### Your goal
Render every entry exactly as it appears.

**** Records for this task ****

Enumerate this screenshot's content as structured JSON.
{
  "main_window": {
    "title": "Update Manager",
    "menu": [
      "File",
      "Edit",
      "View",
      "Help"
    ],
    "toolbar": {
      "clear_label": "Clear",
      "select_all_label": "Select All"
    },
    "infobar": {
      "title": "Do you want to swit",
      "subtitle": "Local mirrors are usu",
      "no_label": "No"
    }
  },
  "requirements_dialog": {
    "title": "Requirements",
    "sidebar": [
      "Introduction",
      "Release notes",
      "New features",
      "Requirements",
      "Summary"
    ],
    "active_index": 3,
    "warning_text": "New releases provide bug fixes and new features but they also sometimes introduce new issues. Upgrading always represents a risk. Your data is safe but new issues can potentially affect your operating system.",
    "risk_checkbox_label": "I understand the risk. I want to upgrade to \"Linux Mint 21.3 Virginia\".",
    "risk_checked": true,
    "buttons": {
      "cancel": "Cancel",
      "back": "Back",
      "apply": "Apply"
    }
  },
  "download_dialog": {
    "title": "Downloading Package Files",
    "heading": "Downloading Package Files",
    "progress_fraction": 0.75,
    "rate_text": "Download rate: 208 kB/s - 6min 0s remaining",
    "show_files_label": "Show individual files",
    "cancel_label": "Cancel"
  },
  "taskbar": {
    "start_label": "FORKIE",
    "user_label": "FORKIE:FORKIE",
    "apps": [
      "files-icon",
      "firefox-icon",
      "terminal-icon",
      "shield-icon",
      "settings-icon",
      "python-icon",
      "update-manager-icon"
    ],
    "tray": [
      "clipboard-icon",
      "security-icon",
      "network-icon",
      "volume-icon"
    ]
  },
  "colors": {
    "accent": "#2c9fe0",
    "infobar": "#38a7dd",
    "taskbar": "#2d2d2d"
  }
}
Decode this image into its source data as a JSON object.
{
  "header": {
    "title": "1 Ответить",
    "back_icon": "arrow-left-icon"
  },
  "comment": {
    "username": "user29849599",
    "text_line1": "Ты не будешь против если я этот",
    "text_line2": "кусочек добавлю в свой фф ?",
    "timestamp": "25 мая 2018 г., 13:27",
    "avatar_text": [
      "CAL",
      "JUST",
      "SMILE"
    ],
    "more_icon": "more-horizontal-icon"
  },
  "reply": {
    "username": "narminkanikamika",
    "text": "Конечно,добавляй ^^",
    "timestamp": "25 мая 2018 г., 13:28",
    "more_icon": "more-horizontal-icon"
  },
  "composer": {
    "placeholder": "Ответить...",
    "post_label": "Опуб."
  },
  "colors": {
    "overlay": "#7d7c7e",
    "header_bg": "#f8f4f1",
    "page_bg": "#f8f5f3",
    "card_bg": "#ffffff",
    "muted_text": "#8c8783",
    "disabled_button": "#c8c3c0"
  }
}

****

### Answer section
Enumerate this screenshot's content as structured JSON.
{
  "main_window": {
    "title": "Update Manager",
    "menu": [
      "File",
      "Edit",
      "View",
      "Help"
    ],
    "toolbar": {
      "clear_label": "Clear",
      "select_all_label": "Select All"
    },
    "infobar": {
      "title": "Do you want to swit",
      "subtitle": "Local mirrors are usu",
      "no_label": "No"
    }
  },
  "requirements_dialog": {
    "title": "Requirements",
    "sidebar": [
      "Introduction",
      "Release notes",
      "New features",
      "Requirements",
      "Summary"
    ],
    "active_index": 3,
    "warning_text": "New releases provide bug fixes and new features but they also sometimes introduce new issues. Upgrading always represents a risk. Your data is safe but new issues can potentially affect your operating system.",
    "risk_checkbox_label": "I understand the risk. I want to upgrade to \"Linux Mint 21.3 Virginia\".",
    "risk_checked": true,
    "buttons": {
      "cancel": "Cancel",
      "back": "Back",
      "apply": "Apply"
    }
  },
  "download_dialog": {
    "title": "Downloading Package Files",
    "heading": "Downloading Package Files",
    "progress_fraction": 0.75,
    "rate_text": "Download rate: 208 kB/s - 6min 0s remaining",
    "show_files_label": "Show individual files",
    "cancel_label": "Cancel"
  },
  "taskbar": {
    "start_label": "FORKIE",
    "user_label": "FORKIE:FORKIE",
    "apps": [
      "files-icon",
      "firefox-icon",
      "terminal-icon",
      "shield-icon",
      "settings-icon",
      "python-icon",
      "update-manager-icon"
    ],
    "tray": [
      "clipboard-icon",
      "security-icon",
      "network-icon",
      "volume-icon"
    ]
  },
  "colors": {
    "accent": "#2c9fe0",
    "infobar": "#38a7dd",
    "taskbar": "#2d2d2d"
  }
}
Decode this image into its source data as a JSON object.
{
  "header": {
    "title": "1 Ответить",
    "back_icon": "arrow-left-icon"
  },
  "comment": {
    "username": "user29849599",
    "text_line1": "Ты не будешь против если я этот",
    "text_line2": "кусочек добавлю в свой фф ?",
    "timestamp": "25 мая 2018 г., 13:27",
    "avatar_text": [
      "CAL",
      "JUST",
      "SMILE"
    ],
    "more_icon": "more-horizontal-icon"
  },
  "reply": {
    "username": "narminkanikamika",
    "text": "Конечно,добавляй ^^",
    "timestamp": "25 мая 2018 г., 13:28",
    "more_icon": "more-horizontal-icon"
  },
  "composer": {
    "placeholder": "Ответить...",
    "post_label": "Опуб."
  },
  "colors": {
    "overlay": "#7d7c7e",
    "header_bg": "#f8f4f1",
    "page_bg": "#f8f5f3",
    "card_bg": "#ffffff",
    "muted_text": "#8c8783",
    "disabled_button": "#c8c3c0"
  }
}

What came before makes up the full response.